Scan the records below and copy every line that contains the string "Number".

[Available data Boundary: Start]

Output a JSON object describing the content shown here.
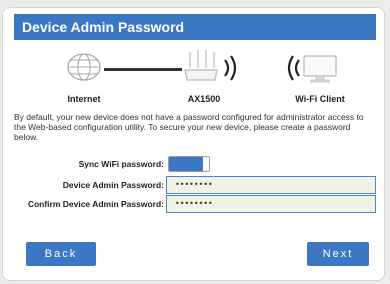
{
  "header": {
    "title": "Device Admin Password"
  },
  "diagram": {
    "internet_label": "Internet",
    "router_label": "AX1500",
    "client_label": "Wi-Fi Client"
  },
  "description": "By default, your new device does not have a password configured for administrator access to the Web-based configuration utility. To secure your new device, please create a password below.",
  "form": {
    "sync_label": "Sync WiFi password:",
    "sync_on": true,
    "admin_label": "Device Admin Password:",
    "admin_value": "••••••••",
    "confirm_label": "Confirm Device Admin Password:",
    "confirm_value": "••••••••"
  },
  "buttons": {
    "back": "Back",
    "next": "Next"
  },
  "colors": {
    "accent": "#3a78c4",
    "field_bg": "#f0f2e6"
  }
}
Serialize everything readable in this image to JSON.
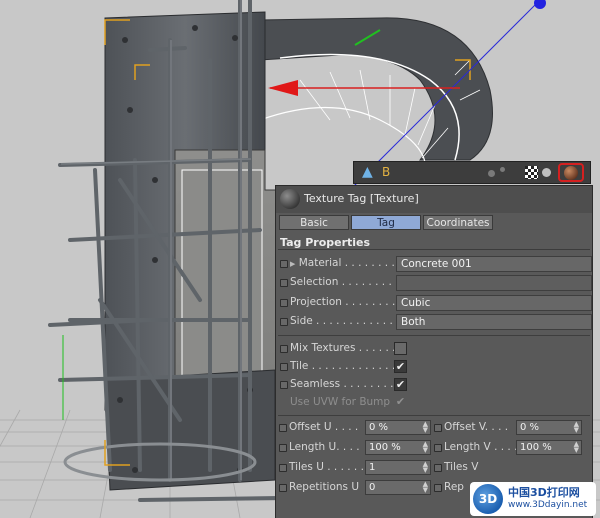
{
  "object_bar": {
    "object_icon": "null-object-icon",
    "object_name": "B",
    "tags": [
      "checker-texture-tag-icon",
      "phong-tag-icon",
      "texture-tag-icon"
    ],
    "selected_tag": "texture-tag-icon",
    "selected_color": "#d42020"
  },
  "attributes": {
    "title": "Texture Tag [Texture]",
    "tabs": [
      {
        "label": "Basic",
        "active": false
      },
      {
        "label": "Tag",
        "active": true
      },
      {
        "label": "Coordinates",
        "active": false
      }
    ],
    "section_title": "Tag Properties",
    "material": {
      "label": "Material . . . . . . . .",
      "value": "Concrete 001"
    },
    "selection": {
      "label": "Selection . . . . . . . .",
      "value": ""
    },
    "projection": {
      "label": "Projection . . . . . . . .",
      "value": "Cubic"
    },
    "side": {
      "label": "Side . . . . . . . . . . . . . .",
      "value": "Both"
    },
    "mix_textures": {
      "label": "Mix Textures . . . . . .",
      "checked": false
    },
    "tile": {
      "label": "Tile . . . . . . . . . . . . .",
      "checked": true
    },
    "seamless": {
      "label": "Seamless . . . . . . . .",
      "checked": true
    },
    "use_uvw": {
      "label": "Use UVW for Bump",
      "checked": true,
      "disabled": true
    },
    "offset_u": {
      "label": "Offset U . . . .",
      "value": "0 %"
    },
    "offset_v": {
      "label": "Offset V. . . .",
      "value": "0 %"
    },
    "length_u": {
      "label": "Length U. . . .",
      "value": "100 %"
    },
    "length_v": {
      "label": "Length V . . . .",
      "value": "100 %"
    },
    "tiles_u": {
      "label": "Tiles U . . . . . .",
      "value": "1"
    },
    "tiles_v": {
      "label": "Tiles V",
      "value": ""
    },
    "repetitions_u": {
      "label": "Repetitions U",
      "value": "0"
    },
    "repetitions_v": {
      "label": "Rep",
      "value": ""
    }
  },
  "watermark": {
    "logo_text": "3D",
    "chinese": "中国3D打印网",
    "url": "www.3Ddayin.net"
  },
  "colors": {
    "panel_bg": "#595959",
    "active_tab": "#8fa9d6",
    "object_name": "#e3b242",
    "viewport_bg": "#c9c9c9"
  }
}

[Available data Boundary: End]
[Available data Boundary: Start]

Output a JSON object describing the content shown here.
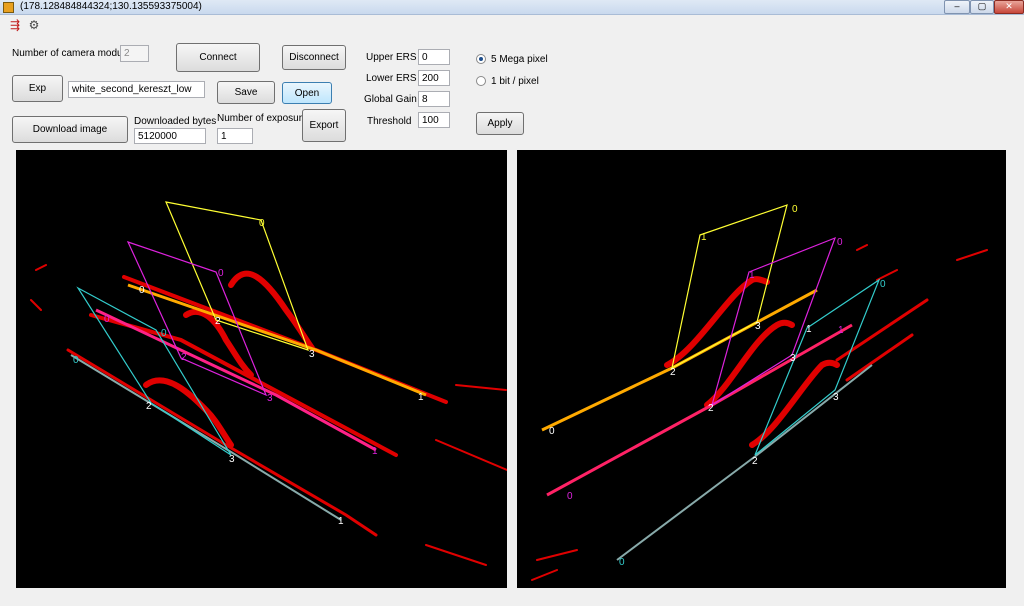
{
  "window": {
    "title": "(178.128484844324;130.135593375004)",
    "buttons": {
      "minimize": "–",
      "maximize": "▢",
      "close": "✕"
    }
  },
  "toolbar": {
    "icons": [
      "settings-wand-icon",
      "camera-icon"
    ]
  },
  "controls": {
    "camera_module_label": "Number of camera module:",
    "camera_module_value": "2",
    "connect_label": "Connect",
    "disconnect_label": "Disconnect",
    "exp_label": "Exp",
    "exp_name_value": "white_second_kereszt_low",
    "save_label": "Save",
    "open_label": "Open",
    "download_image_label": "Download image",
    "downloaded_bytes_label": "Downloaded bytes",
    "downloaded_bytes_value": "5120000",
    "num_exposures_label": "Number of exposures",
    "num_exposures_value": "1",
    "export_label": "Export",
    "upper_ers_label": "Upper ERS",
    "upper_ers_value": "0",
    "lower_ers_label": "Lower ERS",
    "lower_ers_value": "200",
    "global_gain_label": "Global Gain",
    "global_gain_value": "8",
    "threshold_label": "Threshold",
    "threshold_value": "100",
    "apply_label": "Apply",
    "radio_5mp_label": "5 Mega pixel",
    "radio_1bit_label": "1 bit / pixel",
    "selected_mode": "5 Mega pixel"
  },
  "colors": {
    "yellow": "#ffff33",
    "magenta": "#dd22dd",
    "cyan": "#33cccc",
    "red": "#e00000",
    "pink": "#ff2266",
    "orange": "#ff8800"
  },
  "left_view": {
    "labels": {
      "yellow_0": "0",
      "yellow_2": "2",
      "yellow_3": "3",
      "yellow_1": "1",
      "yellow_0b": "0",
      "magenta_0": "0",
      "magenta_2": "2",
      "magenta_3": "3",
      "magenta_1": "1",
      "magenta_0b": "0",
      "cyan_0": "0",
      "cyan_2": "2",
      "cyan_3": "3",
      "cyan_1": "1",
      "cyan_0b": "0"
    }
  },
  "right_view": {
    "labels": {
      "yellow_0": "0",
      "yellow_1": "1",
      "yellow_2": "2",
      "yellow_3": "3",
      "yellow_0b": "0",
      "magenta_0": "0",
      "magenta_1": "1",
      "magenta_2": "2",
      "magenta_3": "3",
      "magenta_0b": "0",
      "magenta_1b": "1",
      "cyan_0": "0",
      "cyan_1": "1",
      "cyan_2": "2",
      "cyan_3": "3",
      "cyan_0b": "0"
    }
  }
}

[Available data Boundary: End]

- Result of the task
    "camera_module_label": "Number of camera module:",
    "num_exposures_label": "Number of exposures",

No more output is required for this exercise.